Many families have trouble purchasing essential needs, including diapers. Diaper insecurity is a crisis that can affect 1 in 3 families. The inability to keep infants and toddlers clean and dry can lead to negative health consequences such as diaper rash and urinary tract infections.
UnitedHealthcare Community Plan of Michigan established an Emergency Diaper Bank to address the growing need across the state and to support members who needed diapers. The diaper bank distributed two packs of diapers directly to members who were pregnant or who had a child under the age of 2.
Diaper Drive Turns Into Bigger Outreach
As supplies were delivered, staff unexpectedly received a large number of requests for bigger sized diapers. They realized this was due to parents and caregivers who were having issues potty-training children. To help caregivers meet these needs of older children, they worked with community action agencies, local diaper banks and other interested community partners to create and distribute 700 potty-training kits.
By bringing together community-based resources and addressing social determinants of health, the Community Plan of Michigan created a positive approach that met a larger need to an ongoing crisis.
To date, the Community Plan of Michigan has delivered more than 30,000 diapers directly to members, and more than 50,000 diapers to the community at large. The average family could save more than $9001 a year when a toddler is potty trained and no longer needs diapers.
Costly Diapers Can Cause Financial and Health Challenges
Those at greatest risk for diaper insecurity are caregivers under 26 years of age, people with less than a high school education, and parents or caregivers who are Latino. Diaper insecurity is more common in households where someone was unemployed before the pandemic.
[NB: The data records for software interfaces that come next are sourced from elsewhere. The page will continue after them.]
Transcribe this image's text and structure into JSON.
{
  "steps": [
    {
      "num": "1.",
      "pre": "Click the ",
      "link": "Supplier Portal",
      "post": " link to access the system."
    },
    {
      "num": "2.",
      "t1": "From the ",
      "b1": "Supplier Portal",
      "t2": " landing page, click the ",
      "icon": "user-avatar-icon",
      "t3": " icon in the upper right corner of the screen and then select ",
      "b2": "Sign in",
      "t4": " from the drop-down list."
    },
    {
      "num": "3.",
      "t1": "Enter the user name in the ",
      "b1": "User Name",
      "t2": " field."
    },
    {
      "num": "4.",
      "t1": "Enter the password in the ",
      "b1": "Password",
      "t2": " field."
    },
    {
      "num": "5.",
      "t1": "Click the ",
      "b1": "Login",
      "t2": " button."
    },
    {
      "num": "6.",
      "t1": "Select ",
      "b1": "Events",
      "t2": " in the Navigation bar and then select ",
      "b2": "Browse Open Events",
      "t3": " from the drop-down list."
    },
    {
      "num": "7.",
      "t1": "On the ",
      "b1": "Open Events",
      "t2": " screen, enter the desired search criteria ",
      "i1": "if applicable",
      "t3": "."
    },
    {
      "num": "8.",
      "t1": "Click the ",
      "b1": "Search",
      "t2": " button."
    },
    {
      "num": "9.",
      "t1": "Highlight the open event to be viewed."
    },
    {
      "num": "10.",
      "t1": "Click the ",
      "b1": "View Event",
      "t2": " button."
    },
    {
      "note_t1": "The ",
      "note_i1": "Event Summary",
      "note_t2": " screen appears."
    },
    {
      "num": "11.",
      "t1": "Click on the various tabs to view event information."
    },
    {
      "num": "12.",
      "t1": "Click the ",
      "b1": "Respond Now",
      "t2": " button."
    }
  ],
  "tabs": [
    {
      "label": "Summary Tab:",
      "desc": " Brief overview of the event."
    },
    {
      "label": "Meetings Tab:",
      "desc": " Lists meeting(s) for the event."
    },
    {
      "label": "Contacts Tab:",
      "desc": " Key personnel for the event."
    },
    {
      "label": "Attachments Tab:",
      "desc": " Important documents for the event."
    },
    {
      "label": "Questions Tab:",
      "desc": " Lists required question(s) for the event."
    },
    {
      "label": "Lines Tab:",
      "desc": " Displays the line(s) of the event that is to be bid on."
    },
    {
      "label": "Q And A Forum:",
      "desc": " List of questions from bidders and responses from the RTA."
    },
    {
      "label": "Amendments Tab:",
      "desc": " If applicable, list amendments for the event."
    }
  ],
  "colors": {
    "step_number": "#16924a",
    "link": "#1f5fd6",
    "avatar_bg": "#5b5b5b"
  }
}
It is also more prevalent in homes with a 2019 income equivalent under $50,000.
Individuals who reported not having enough diapers for their children were more likely to report symptoms of depression or to live with a person who has a chronic illness.2 They were also more likely to experience food insecurity.